MISSOURI – Up-and-coming medical practitioners might have better training tools with the help of the University of Missouri School of Medicine.

The School of Medicine is creating new models from scratch with the help of the Sheldon Clinical Simulation Center’s Damon Coyle. 

The goal is to give future doctors and nurses better training and resources so they can deliver the best possible care to patients. 

Dena Higbee, the School of Medicine’s director of simulation services, was trying to figure out how to give medical and nursing students the best training without blowing up her budget. 

When Higbee approached Coyle about working for her, it was a perfect opportunity to use his talents for a higher purpose.

Coyle started by making trainers that MU nursing students could use at home to practice inserting catheters and giving injections.

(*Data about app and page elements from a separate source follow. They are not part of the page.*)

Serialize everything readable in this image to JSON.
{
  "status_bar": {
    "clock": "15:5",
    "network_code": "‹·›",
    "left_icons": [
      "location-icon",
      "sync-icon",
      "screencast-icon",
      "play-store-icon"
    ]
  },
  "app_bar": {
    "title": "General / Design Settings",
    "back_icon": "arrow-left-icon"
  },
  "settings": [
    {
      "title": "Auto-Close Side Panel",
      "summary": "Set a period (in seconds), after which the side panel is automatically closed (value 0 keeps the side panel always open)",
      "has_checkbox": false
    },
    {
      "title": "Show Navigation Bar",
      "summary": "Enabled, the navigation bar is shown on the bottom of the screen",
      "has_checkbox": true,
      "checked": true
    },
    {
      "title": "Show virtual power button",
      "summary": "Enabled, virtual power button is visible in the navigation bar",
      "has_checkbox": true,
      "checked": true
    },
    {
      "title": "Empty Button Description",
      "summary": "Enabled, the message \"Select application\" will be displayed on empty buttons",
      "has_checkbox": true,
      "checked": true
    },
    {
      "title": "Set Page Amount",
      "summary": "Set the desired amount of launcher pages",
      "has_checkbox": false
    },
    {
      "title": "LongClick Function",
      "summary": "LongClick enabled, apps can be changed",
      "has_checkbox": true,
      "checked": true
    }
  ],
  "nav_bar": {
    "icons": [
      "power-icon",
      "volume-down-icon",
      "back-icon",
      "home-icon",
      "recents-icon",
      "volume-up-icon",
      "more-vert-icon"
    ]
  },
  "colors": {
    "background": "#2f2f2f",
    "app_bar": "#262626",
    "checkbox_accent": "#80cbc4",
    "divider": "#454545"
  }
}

As word got around about his skills, requests started rolling in. 

With a few trips to Menard’s for supplies, some trial-and-error in the lab, and feedback from the MU experts who would be using the products, Coyle realized he could create a wide variety of realistic task trainers at a reasonable cost.

Higbee and Coyle are excited about the possibility that products created at MU could help future doctors and nurses around the world provide better care to patients.

Learn more about the Shelden Clinical Simulation Center at medicine.missouri.edu/simulation.